Only lines with the string "system" should be returned from the data below.

-- Records shown follows --

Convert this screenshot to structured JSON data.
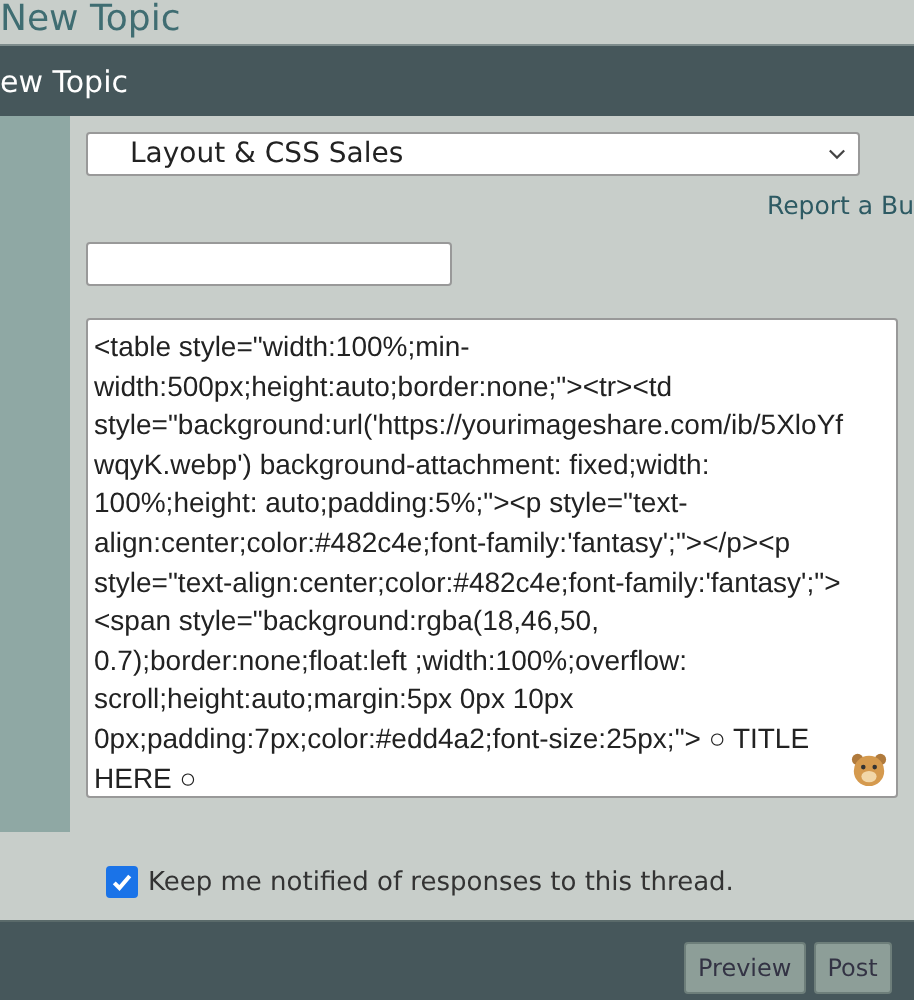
{
  "page_title": "New Topic",
  "panel": {
    "title": "ew Topic"
  },
  "forum_select": {
    "value": "Layout & CSS Sales"
  },
  "report_link": "Report a Bu",
  "message": {
    "value": "<table style=\"width:100%;min-width:500px;height:auto;border:none;\"><tr><td style=\"background:url('https://yourimageshare.com/ib/5XloYfwqyK.webp') background-attachment: fixed;width: 100%;height: auto;padding:5%;\"><p style=\"text-align:center;color:#482c4e;font-family:'fantasy';\"></p><p style=\"text-align:center;color:#482c4e;font-family:'fantasy';\"><span style=\"background:rgba(18,46,50, 0.7);border:none;float:left ;width:100%;overflow: scroll;height:auto;margin:5px 0px 10px 0px;padding:7px;color:#edd4a2;font-size:25px;\"> ○ TITLE HERE ○"
  },
  "notify": {
    "label": "Keep me notified of responses to this thread.",
    "checked": true
  },
  "buttons": [
    "Preview",
    "Post"
  ]
}
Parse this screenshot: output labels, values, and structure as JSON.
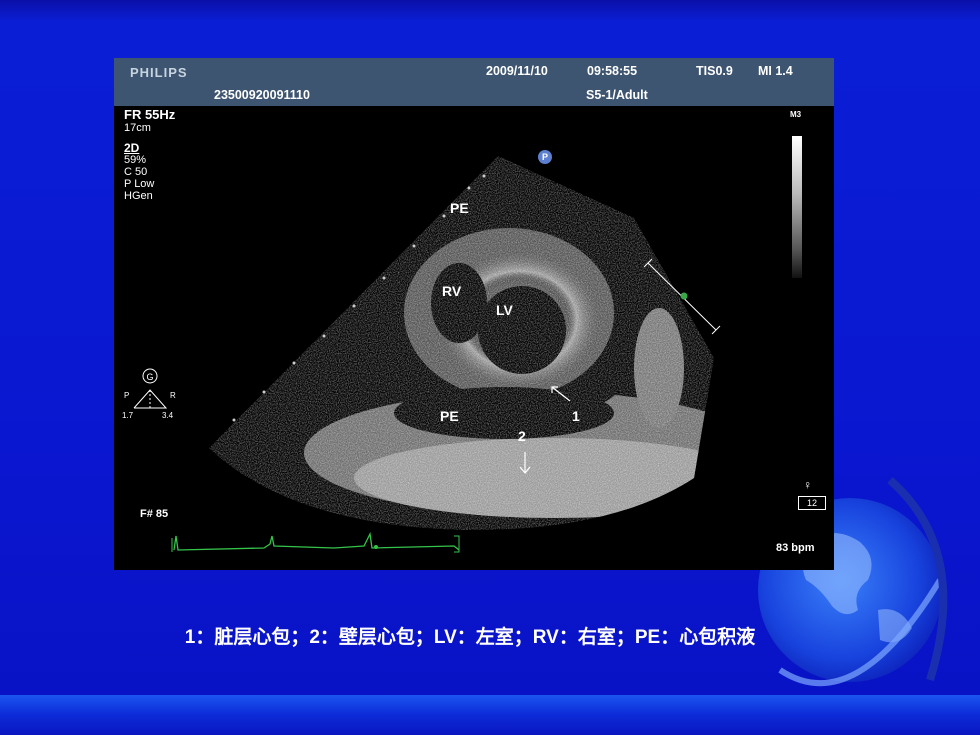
{
  "ultrasound": {
    "brand": "PHILIPS",
    "date": "2009/11/10",
    "time": "09:58:55",
    "tis": "TIS0.9",
    "mi": "MI 1.4",
    "patient_id": "23500920091110",
    "probe": "S5-1/Adult",
    "frame_rate": "FR 55Hz",
    "depth": "17cm",
    "mode": "2D",
    "gain": "59%",
    "compress": "C 50",
    "power": "P Low",
    "harmonic": "HGen",
    "map": "M3",
    "frame_number": "F# 85",
    "heart_rate": "83 bpm",
    "depth_marker": "12",
    "p_badge": "P",
    "orientation": {
      "g": "G",
      "p": "P",
      "r": "R",
      "left_value": "1.7",
      "right_value": "3.4"
    },
    "labels": {
      "pe_top": "PE",
      "rv": "RV",
      "lv": "LV",
      "pe_bottom": "PE",
      "marker_1": "1",
      "marker_2": "2"
    }
  },
  "caption": "1：脏层心包；2：壁层心包；LV：左室；RV：右室；PE：心包积液",
  "colors": {
    "background": "#0a1fd6",
    "header": "#3d5570",
    "ecg": "#35c44a"
  }
}
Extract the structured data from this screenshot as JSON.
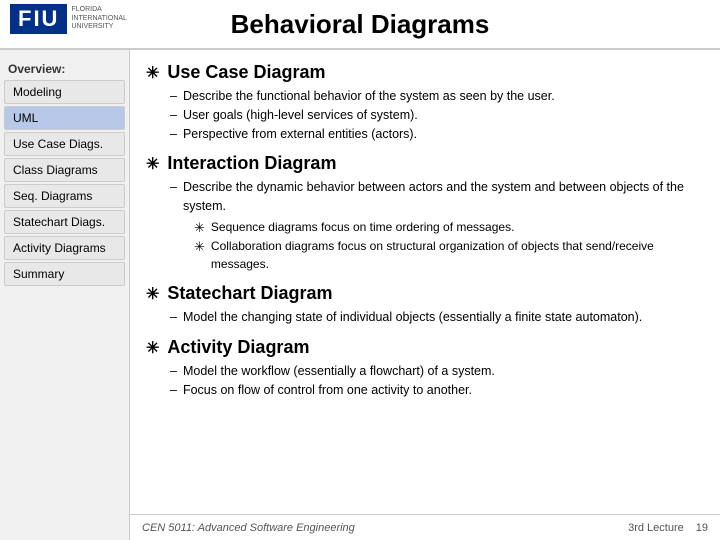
{
  "header": {
    "title": "Behavioral Diagrams",
    "logo_text": "FIU",
    "logo_sub": "FLORIDA INTERNATIONAL UNIVERSITY"
  },
  "sidebar": {
    "overview_label": "Overview:",
    "items": [
      {
        "id": "modeling",
        "label": "Modeling",
        "active": false
      },
      {
        "id": "uml",
        "label": "UML",
        "active": false,
        "highlight": true
      },
      {
        "id": "use-case-diags",
        "label": "Use Case Diags.",
        "active": false
      },
      {
        "id": "class-diagrams",
        "label": "Class Diagrams",
        "active": false
      },
      {
        "id": "seq-diagrams",
        "label": "Seq. Diagrams",
        "active": false
      },
      {
        "id": "statechart-diags",
        "label": "Statechart Diags.",
        "active": false
      },
      {
        "id": "activity-diagrams",
        "label": "Activity Diagrams",
        "active": false
      },
      {
        "id": "summary",
        "label": "Summary",
        "active": false
      }
    ]
  },
  "content": {
    "sections": [
      {
        "id": "use-case",
        "title": "Use Case Diagram",
        "bullet": "✳",
        "items": [
          "Describe the functional behavior of the system as seen by the user.",
          "User goals (high-level services of system).",
          "Perspective from external entities (actors)."
        ]
      },
      {
        "id": "interaction",
        "title": "Interaction Diagram",
        "bullet": "✳",
        "items": [
          "Describe the dynamic behavior between actors and the system and between objects of the system."
        ],
        "subitems": [
          "Sequence diagrams focus on time ordering of messages.",
          "Collaboration diagrams focus on structural organization of objects that send/receive messages."
        ]
      },
      {
        "id": "statechart",
        "title": "Statechart Diagram",
        "bullet": "✳",
        "items": [
          "Model the changing state of individual objects (essentially a finite state automaton)."
        ]
      },
      {
        "id": "activity",
        "title": "Activity Diagram",
        "bullet": "✳",
        "items": [
          "Model the workflow (essentially a flowchart) of a system.",
          "Focus on flow of control from one activity to another."
        ]
      }
    ]
  },
  "footer": {
    "course": "CEN 5011: Advanced Software Engineering",
    "lecture": "3rd Lecture",
    "page": "19"
  }
}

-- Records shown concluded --

Written reply:
          "Describe the functional behavior of the system as seen by the user.",
          "User goals (high-level services of system).",
          "Describe the dynamic behavior between actors and the system and between objects of the system."
          "Model the workflow (essentially a flowchart) of a system.",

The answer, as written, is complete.